Thursday, 12 April 2012

Titanic Literature, 1912

Amongst many, the Information Age is considered a product of the digital revolution. Instantaneous news can be disseminated across a series of satellites and fibre optic cables to nearly anywhere in the world, allowing people to follow tragedies, disturbances and discoveries second-by-second. Yet the Information Age began a long time ago, with the invention of the telegraph. Never before had so many people been connected so immediately, and in the case of the Titanic, it was the first major news event to be transmitted via the medium. The Internet is merely an innovation on the type. Arguably, though, it began some time before even the telegraph. With the great invention of the Gutenbergs, text could be rapidly printed, copied and spread. News could travel fast, from religious theses to sensationalist books about maritime disasters.

Presses sprang into life with survivors accounts of the Titanic sinking, as well as "true stories" by people who were no closer to the iceberg than the engraving on a newspaper frontpage. Quality varied, and it was consistent integrity that pushed the New York Times from one of a dozen local papers into a national media outlet. Lawrence Beesley, a schoolteacher and survivor, prefaced his 1912 book The Loss of the SS. Titanic: Its Story and Its Lessons with this very issue of accuracy:
Some five weeks after the survivors from the Titanic landed in New York, I was the guest at luncheon of Hon. Samuel J. Elder and Hon. Charles T. Gallagher, both well-known lawyers in Boston. After luncheon I was asked to relate to those present the experiences of the survivors in leaving the Titanic and reaching the Carpathia... When I had done so, Mr. Robert Lincoln O'Brien, the editor of the Boston Herald, urged me as a matter of public interest to write a correct history of the Titanic disaster, his reason being that he knew several publications were in preparation by people who had not been present at the disaster, but from newspaper accounts were piecing together a description of it. He said that these publications would probably be erroneous, full of highly coloured details, and generally calculated to disturb public thought on the matter.

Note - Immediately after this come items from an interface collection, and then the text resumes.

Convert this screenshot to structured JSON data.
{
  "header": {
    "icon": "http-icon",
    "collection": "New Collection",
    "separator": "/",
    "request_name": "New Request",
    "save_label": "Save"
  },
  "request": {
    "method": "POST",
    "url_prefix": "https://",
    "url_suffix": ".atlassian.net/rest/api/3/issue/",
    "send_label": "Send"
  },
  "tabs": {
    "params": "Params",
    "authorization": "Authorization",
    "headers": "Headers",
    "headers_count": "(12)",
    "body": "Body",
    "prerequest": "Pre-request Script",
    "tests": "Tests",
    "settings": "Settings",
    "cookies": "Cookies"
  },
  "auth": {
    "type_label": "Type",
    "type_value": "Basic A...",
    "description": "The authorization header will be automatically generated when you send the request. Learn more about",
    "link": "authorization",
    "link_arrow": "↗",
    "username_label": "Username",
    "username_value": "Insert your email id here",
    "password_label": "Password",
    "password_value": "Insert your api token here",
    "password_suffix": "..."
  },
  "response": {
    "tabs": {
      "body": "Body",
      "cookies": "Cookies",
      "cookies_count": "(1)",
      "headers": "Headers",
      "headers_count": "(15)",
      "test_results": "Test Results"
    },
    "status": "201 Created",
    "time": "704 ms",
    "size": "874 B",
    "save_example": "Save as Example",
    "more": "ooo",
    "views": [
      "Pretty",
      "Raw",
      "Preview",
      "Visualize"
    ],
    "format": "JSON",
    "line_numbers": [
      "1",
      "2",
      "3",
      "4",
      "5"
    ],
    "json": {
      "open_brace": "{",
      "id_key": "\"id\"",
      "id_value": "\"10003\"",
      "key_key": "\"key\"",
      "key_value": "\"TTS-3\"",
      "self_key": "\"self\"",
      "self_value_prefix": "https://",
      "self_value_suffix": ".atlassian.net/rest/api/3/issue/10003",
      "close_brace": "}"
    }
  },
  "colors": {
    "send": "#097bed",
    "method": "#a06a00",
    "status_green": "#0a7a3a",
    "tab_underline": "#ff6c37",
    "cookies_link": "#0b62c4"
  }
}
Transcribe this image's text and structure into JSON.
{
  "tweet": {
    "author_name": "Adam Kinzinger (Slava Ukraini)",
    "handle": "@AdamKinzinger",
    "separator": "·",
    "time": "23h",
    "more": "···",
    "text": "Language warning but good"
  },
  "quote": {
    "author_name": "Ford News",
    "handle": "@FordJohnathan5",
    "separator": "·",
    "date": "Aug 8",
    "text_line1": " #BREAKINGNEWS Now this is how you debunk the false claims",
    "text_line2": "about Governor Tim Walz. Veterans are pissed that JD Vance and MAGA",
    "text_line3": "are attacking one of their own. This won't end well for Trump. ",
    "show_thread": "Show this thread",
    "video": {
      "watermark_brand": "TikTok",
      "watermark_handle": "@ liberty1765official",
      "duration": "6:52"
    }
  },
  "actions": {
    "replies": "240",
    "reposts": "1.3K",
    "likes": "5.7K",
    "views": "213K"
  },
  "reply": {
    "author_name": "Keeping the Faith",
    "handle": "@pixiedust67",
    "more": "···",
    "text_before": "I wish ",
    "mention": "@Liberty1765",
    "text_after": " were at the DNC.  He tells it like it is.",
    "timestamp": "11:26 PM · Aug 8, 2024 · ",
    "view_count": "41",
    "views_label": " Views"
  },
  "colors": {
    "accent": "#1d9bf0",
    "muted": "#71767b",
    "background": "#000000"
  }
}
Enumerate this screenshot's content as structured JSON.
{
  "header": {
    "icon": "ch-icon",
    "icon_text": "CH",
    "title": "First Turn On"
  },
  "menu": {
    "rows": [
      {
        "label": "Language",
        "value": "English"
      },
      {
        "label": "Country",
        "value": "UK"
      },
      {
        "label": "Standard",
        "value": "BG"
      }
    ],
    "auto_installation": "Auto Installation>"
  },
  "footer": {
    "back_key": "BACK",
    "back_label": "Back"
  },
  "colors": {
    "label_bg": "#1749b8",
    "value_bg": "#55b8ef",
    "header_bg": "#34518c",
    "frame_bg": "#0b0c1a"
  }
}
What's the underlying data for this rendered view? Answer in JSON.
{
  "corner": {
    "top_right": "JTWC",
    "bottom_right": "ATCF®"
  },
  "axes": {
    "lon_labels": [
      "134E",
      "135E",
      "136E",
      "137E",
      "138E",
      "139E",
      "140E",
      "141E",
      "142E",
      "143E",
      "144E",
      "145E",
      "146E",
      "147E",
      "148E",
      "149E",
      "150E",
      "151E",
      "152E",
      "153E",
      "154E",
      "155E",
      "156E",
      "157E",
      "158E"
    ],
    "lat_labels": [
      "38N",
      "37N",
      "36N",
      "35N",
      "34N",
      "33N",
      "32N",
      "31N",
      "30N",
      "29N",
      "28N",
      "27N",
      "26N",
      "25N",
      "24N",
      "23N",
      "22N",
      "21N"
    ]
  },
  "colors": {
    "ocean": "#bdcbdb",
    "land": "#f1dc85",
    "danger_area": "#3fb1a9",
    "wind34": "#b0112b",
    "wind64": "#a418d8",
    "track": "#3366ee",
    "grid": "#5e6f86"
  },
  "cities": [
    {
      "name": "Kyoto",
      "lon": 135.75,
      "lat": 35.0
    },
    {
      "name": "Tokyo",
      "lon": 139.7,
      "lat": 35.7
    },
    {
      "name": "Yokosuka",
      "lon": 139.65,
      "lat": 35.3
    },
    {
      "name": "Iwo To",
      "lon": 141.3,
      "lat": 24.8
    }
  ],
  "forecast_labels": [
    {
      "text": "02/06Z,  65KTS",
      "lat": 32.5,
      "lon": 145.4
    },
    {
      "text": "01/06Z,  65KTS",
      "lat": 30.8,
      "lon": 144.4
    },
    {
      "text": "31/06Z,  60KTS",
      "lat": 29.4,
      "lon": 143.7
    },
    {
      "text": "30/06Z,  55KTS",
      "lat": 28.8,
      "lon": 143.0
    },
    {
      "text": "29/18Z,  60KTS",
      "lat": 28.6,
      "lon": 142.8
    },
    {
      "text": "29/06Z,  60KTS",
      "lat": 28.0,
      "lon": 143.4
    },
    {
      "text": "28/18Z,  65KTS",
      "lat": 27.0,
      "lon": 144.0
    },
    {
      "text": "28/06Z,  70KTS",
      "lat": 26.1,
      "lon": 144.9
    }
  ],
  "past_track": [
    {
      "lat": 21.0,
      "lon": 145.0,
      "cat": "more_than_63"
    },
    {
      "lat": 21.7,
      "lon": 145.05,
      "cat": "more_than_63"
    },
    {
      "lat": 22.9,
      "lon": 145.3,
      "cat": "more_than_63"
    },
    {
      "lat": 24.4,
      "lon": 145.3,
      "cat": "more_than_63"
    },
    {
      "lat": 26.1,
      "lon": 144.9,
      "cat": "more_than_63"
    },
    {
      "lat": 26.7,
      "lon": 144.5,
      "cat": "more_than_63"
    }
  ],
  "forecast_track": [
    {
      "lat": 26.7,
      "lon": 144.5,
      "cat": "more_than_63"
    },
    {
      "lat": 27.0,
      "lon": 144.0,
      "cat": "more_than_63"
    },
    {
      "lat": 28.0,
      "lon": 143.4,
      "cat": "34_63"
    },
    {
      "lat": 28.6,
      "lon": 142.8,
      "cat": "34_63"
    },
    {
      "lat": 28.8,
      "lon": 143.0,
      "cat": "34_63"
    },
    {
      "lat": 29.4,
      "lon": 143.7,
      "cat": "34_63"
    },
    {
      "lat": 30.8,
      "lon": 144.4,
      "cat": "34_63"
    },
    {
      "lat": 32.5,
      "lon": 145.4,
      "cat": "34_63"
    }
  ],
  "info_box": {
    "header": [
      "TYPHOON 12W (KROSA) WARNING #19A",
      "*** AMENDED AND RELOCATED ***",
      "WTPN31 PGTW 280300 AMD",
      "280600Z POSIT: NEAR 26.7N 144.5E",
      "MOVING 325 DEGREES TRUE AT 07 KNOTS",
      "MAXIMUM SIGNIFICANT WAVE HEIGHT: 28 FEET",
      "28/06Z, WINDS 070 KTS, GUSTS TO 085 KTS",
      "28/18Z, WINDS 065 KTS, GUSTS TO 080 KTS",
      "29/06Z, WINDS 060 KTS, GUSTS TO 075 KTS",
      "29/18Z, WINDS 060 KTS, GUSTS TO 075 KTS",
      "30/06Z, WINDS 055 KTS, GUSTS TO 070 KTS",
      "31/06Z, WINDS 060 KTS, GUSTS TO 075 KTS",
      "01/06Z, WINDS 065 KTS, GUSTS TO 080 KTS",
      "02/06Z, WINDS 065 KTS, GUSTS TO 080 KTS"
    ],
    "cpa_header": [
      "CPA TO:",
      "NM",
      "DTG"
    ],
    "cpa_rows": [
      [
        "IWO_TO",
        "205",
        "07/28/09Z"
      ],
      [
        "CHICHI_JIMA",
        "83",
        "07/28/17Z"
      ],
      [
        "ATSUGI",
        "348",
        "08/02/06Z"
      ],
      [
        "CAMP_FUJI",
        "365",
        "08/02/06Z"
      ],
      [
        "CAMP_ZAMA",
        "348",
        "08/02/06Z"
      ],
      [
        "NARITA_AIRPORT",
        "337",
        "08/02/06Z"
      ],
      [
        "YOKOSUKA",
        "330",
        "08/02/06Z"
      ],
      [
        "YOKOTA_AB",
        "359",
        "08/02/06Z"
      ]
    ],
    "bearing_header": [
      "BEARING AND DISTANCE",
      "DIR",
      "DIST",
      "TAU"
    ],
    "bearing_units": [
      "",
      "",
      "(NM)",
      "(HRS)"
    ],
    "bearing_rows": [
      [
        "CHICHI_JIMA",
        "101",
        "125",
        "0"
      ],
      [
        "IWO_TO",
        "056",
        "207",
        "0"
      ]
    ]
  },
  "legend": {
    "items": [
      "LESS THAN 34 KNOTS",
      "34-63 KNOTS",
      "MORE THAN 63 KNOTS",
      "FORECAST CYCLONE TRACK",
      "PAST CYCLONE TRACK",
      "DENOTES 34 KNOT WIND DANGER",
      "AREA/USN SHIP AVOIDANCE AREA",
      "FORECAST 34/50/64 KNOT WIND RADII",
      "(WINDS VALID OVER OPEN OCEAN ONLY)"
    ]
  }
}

Published in June 1912, Beesley's account was released only nine weeks after the disaster. Yet it was in response to even earlier released and contemporaneously planned books. The Loss of the S.S. Titanic can be read by clicking on the frontispiece below, courtesy of the Internet Archive.

Amongst the most interesting and lurid of 1912's Titanic publications is the following. Sinking of the Titanic advertised itself as a memorial edition with the byline of "Thrilling Stories Told by Survivors". The frontispiece, reproduced below and far more resplendent than the tastefully understated Beesley book, describes it in considerably greater detail. As a whole, it is rich with hymns, poems, survivors accounts, moralizing, photographs, drawings, memorials, news articles, urban legends and ample blame, organized in a fashion nearly devoid of reason. The following excerpt from the preface exemplifies the violent hue of the prose:
Sorrow that is too deep and strong for words clutches the heart-strings of humanity and the Nation mourns for the heroic dead, who were carried down into the sea with the crushed "Titanic." They faced death with high hearts, making the Supreme Sacrifice so that the women and the helpless little ones might live.

It is a heart-rending story, redeemed and ennobled by the heroism of the victims. Its details are appalling. The world is full of mournings for the dead. Nature has conquered again destroying with ruthless hand the most marvelous ship that ever floated on the bosom of the deep.

It is the worst disaster that ever befell any vessel. It is the wrecking of a whole armada within one hull of steel, vaunted as unsinkable.

The sinking of the "Titanic" is an appalling catastrophe, in the contemplation of which any words that can be uttered are as futile as in the presence of the awful majesty of the Angel of Death.

Click on the frontspiece below to read a copy of Sinking of the Titanic.

In much the same vein is Marsahll Everett's Wreck and Sinking of the Titanic, also claiming to be replete with thrilling survivor's tales, religious admonitions and reprinted editorial cartoons. It can also be read by clicking on the frontispiece.


Paul of the Man Cave said...

I have my own personal link to the tragedy

grouchomarxist said...

It is the worst disaster that ever befell any vessel.

According to the official tally -- which may have undercounted by several hundred -- more people died in the SS Sultana disaster, in late April of 1865. For all sorts of reasons, perhaps because a war which had cost hundreds of thousands of lives had just ended, and the assassination of Lincoln happening just a couple of weeks previous, this event didn't have anywhere near the impact of the sinking of the Titanic.

Paul of the Man Cave said...

There have been many other sinkings with far worse loss of life - an incident involving a Filipino cruise liner in the late 80s comes immediately to mind where nearly 5000 people died

Cory Gross said...

Just to be clear, the quote in question was excerpted from one of the sensationalist books linked to in the article, not from me ^_^

grouchomarxist said...

Understood, Cory: I merely didn't wish to insult the intelligence and good breeding of your readers, by implying they could not be relied upon to recall the source of that quote. ;-)

Seriously, though, I knew it wasn't you, and apologize for the unintentional ambiguity.